** Task item **
Return the data that follows, keeping every word and mark unchanged.

** Extracted data **

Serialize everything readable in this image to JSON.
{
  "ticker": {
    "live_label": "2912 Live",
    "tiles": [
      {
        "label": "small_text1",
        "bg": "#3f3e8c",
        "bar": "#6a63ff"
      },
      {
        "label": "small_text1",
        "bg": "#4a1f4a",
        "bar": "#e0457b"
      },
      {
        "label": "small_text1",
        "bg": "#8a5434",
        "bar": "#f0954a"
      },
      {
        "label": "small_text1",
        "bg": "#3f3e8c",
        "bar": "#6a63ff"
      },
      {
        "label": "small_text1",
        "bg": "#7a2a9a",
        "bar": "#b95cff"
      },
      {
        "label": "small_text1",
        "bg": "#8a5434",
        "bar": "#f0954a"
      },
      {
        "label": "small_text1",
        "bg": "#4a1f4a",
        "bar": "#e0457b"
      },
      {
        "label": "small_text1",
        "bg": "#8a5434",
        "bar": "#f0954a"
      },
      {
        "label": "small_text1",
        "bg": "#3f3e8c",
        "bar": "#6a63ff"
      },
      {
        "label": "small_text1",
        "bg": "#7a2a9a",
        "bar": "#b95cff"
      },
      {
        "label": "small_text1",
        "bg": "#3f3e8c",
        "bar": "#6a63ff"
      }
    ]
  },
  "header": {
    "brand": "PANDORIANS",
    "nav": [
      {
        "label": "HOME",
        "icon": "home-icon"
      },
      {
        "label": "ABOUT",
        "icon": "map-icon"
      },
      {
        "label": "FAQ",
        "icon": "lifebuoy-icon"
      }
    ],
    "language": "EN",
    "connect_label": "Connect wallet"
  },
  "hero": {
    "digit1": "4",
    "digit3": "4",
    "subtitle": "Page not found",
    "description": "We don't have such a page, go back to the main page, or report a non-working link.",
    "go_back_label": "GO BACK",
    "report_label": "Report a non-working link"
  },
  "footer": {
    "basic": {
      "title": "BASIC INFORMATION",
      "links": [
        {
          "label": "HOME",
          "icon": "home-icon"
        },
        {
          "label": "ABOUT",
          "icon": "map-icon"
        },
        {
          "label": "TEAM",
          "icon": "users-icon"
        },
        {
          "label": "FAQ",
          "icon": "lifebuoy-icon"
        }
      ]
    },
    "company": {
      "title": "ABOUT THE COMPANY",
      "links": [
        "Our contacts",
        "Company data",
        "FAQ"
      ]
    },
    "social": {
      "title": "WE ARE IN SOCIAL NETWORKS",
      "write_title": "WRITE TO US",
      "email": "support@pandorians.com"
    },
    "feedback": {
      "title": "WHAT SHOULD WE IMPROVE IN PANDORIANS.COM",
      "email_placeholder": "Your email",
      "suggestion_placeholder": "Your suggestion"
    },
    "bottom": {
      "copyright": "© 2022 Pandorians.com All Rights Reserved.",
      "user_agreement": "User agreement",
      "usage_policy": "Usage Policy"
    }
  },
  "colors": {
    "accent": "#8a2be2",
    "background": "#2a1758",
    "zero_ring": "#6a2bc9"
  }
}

** Expected answer **
Serialize everything readable in this image to JSON.
{
  "ticker": {
    "live_label": "2912 Live",
    "tiles": [
      {
        "label": "small_text1",
        "bg": "#3f3e8c",
        "bar": "#6a63ff"
      },
      {
        "label": "small_text1",
        "bg": "#4a1f4a",
        "bar": "#e0457b"
      },
      {
        "label": "small_text1",
        "bg": "#8a5434",
        "bar": "#f0954a"
      },
      {
        "label": "small_text1",
        "bg": "#3f3e8c",
        "bar": "#6a63ff"
      },
      {
        "label": "small_text1",
        "bg": "#7a2a9a",
        "bar": "#b95cff"
      },
      {
        "label": "small_text1",
        "bg": "#8a5434",
        "bar": "#f0954a"
      },
      {
        "label": "small_text1",
        "bg": "#4a1f4a",
        "bar": "#e0457b"
      },
      {
        "label": "small_text1",
        "bg": "#8a5434",
        "bar": "#f0954a"
      },
      {
        "label": "small_text1",
        "bg": "#3f3e8c",
        "bar": "#6a63ff"
      },
      {
        "label": "small_text1",
        "bg": "#7a2a9a",
        "bar": "#b95cff"
      },
      {
        "label": "small_text1",
        "bg": "#3f3e8c",
        "bar": "#6a63ff"
      }
    ]
  },
  "header": {
    "brand": "PANDORIANS",
    "nav": [
      {
        "label": "HOME",
        "icon": "home-icon"
      },
      {
        "label": "ABOUT",
        "icon": "map-icon"
      },
      {
        "label": "FAQ",
        "icon": "lifebuoy-icon"
      }
    ],
    "language": "EN",
    "connect_label": "Connect wallet"
  },
  "hero": {
    "digit1": "4",
    "digit3": "4",
    "subtitle": "Page not found",
    "description": "We don't have such a page, go back to the main page, or report a non-working link.",
    "go_back_label": "GO BACK",
    "report_label": "Report a non-working link"
  },
  "footer": {
    "basic": {
      "title": "BASIC INFORMATION",
      "links": [
        {
          "label": "HOME",
          "icon": "home-icon"
        },
        {
          "label": "ABOUT",
          "icon": "map-icon"
        },
        {
          "label": "TEAM",
          "icon": "users-icon"
        },
        {
          "label": "FAQ",
          "icon": "lifebuoy-icon"
        }
      ]
    },
    "company": {
      "title": "ABOUT THE COMPANY",
      "links": [
        "Our contacts",
        "Company data",
        "FAQ"
      ]
    },
    "social": {
      "title": "WE ARE IN SOCIAL NETWORKS",
      "write_title": "WRITE TO US",
      "email": "support@pandorians.com"
    },
    "feedback": {
      "title": "WHAT SHOULD WE IMPROVE IN PANDORIANS.COM",
      "email_placeholder": "Your email",
      "suggestion_placeholder": "Your suggestion"
    },
    "bottom": {
      "copyright": "© 2022 Pandorians.com All Rights Reserved.",
      "user_agreement": "User agreement",
      "usage_policy": "Usage Policy"
    }
  },
  "colors": {
    "accent": "#8a2be2",
    "background": "#2a1758",
    "zero_ring": "#6a2bc9"
  }
}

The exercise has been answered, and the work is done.